After laying out the controversy, the article then goes on to quote Mrs. Williams. But the quotes are followed by the caveat that they have been taken from BuzzFeed. They are further hedged about with phrases such as “reportedly illustrated” and “she is said to have added …”.
The Independent provides a hyperlink to the BuzzFeed story, but cites no other sources. It does include a quote from Christian Concern saying Mrs. Williams was “unavailable due to a private matter.”
The story then moves to commentary and provides a “mainstream” critic, the Bishop of Chichester, the Rt. Rev. Martin Warner. Perhaps bishops count as multiple sources? What the Independent implied the bishop said is at odds, however, with the statement released by the bishop. It wrote:

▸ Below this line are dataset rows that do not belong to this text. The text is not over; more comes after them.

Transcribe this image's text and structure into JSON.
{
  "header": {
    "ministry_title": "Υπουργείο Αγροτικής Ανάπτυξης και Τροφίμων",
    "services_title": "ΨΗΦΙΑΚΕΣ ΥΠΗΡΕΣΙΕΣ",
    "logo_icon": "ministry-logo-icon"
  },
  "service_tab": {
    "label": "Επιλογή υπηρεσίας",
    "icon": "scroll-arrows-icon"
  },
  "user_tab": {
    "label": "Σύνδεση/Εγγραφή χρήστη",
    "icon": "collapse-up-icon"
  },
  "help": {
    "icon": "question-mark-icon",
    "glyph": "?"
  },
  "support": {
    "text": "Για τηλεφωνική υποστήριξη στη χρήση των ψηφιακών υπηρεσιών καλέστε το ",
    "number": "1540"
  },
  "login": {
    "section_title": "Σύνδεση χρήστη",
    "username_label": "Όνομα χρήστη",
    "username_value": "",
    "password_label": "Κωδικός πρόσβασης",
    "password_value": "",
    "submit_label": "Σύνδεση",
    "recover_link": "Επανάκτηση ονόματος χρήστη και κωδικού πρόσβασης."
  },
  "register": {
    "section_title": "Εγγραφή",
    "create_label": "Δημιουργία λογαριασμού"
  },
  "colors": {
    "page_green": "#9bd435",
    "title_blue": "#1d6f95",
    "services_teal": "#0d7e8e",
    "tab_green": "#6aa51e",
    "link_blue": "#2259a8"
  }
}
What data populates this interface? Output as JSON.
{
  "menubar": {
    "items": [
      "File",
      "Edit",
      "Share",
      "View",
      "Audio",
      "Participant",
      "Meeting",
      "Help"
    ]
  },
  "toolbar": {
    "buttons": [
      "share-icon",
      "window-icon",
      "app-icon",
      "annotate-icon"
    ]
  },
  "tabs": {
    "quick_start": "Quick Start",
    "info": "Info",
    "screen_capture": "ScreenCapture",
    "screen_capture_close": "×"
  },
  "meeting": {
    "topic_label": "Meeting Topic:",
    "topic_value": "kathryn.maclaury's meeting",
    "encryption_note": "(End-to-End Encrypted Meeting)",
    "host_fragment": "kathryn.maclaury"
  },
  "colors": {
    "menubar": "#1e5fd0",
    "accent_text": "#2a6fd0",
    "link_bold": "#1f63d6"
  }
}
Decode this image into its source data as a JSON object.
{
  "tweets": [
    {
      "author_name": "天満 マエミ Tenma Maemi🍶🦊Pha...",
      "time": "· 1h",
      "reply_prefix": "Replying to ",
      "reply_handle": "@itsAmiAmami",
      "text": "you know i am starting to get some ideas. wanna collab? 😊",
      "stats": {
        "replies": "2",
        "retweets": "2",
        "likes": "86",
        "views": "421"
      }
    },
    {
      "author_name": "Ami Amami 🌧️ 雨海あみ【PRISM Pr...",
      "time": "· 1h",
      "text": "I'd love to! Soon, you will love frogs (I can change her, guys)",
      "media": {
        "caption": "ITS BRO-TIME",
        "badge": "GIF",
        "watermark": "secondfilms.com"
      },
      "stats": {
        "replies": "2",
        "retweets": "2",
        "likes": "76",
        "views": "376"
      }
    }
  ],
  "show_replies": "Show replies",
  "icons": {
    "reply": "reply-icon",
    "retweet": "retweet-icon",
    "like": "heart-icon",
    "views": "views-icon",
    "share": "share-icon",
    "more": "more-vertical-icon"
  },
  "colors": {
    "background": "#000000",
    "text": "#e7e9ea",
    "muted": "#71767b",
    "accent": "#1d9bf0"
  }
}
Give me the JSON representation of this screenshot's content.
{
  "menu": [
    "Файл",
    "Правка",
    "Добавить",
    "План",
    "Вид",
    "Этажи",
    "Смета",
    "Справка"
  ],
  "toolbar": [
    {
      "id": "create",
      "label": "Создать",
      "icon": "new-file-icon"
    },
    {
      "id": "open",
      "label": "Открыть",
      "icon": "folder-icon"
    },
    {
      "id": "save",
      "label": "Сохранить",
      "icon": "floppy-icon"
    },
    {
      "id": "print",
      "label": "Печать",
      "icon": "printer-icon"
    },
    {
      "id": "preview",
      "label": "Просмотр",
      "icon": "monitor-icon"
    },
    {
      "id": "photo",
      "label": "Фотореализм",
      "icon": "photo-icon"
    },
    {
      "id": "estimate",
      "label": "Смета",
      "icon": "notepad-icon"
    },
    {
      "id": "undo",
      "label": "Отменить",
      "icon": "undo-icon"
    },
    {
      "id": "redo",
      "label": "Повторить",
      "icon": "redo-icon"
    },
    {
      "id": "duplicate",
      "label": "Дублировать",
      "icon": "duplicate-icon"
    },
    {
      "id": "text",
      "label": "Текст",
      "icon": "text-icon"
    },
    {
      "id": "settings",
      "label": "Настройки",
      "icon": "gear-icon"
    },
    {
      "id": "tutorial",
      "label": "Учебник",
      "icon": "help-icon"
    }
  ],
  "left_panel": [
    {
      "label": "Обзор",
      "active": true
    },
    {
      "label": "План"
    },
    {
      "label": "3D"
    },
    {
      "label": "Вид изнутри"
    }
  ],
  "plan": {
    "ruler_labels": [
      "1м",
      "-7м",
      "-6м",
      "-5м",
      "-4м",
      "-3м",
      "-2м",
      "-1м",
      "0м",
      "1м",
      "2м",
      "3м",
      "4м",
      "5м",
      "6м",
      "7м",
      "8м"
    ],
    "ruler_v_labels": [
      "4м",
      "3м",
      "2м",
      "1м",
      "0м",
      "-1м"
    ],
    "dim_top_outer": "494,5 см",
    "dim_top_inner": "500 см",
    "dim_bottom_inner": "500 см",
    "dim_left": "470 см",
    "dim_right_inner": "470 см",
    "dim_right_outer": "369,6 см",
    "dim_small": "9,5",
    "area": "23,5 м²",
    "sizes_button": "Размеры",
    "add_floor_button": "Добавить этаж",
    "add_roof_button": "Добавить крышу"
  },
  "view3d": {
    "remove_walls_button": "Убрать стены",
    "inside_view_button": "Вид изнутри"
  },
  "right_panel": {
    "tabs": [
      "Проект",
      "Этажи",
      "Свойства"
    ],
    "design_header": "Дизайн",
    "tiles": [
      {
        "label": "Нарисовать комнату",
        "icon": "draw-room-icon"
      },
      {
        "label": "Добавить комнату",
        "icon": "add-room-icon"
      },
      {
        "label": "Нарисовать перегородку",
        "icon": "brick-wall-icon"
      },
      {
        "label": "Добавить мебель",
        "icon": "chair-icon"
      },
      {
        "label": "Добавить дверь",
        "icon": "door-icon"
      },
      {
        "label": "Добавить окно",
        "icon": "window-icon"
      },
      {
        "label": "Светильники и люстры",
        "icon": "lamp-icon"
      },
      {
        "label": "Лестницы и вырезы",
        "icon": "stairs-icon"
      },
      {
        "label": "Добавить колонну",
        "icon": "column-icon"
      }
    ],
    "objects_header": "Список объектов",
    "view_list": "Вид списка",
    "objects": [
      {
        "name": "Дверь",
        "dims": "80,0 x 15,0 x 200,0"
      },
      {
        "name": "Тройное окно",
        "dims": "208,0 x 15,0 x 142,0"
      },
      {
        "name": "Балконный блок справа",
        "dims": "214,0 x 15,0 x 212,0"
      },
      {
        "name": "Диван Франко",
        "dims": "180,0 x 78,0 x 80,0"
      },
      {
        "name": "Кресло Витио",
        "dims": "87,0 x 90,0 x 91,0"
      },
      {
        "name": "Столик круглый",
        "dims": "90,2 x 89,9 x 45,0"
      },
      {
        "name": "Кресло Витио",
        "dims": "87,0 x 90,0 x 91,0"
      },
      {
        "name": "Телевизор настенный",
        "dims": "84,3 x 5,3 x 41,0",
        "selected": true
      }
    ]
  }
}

Yesterday Martin Warner, the Bishop of Chichester, where Mrs Williams was elected to the General Synod in 2011, condemned the comments.

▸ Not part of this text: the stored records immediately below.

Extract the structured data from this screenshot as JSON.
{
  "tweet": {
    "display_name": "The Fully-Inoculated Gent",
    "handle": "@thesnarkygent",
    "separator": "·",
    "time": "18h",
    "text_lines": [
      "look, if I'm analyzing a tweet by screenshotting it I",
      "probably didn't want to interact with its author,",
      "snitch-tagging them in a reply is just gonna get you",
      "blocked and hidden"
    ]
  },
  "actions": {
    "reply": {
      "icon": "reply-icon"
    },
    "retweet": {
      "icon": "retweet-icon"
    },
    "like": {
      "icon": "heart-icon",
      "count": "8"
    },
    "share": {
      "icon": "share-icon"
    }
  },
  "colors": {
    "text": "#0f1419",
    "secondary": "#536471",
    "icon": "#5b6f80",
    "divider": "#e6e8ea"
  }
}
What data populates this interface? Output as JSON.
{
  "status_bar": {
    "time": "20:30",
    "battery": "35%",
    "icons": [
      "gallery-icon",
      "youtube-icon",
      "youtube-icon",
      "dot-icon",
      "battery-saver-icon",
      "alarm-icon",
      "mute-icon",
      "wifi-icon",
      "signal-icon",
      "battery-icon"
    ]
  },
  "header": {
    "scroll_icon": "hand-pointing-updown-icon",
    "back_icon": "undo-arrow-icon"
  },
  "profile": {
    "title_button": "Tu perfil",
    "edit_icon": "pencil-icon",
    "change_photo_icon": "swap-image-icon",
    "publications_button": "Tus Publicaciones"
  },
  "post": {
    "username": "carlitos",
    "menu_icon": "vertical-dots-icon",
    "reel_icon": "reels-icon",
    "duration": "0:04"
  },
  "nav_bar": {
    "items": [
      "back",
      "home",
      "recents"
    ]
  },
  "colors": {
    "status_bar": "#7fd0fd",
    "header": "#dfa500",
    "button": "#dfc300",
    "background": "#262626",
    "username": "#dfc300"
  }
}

He told the Independent that they had “no sanction in the Church of England” and that they “should be rejected as offensive and unacceptable”.
Bishop Warner did not condemn Mrs. Williams or her comments — he condemned incitement to homophobia. He said:
The comments by Andrea Minichiello Williams about the decriminalisation of same sex intercourse in Jamaica have no sanction in the Church of England or the diocese of Chichester. Insofar as such comments incite homophobia, they should be rejected as offensive and unacceptable.
The Christian Church is widely perceived as homophobic and intolerant of those for whom same sex attraction is the foundation of their emotional lives. It is urgent, therefore, that Christians find legitimate ways to affirm and demonstrate the conviction that the glory of God is innate in every human being, and the mercy of God embraces each of us indiscriminately.
Note the use of the word “insofar” — The Independent is shading the bishop’s words here. It has either misconstrued what was said, or cherry picked phrases from the statement to support its editorial voice.
We see this shading of facts in the use of comments. Quotes condemning what the Independent concedes are alleged statements made by Mrs. Williams are offered, but there is no voice offered in support for retaining Jamaica’s sodomy laws. As most of the article is taken from the press release of a gay lobbying group the lack of balance is understandable — why do the hard work of reporting when someone else hands you a press release you can reprint?
Now to forestall comments from the perpetually outraged, this post is not about the rights or wrongs of Jamaican sodomy laws. It is about journalism. And as journalism this article stinks. What we have is a re-written press release passed off as original reporting. The Independent will not stand behind the quotes it says might have been said by Mrs. Williams, but is happy to reprint the comments attacking her.
And when a quote is not sufficiently rigorous for its tastes, it improves it by omitting key phrases that put the words in their context. This story is an embarrassment to the craft of journalism.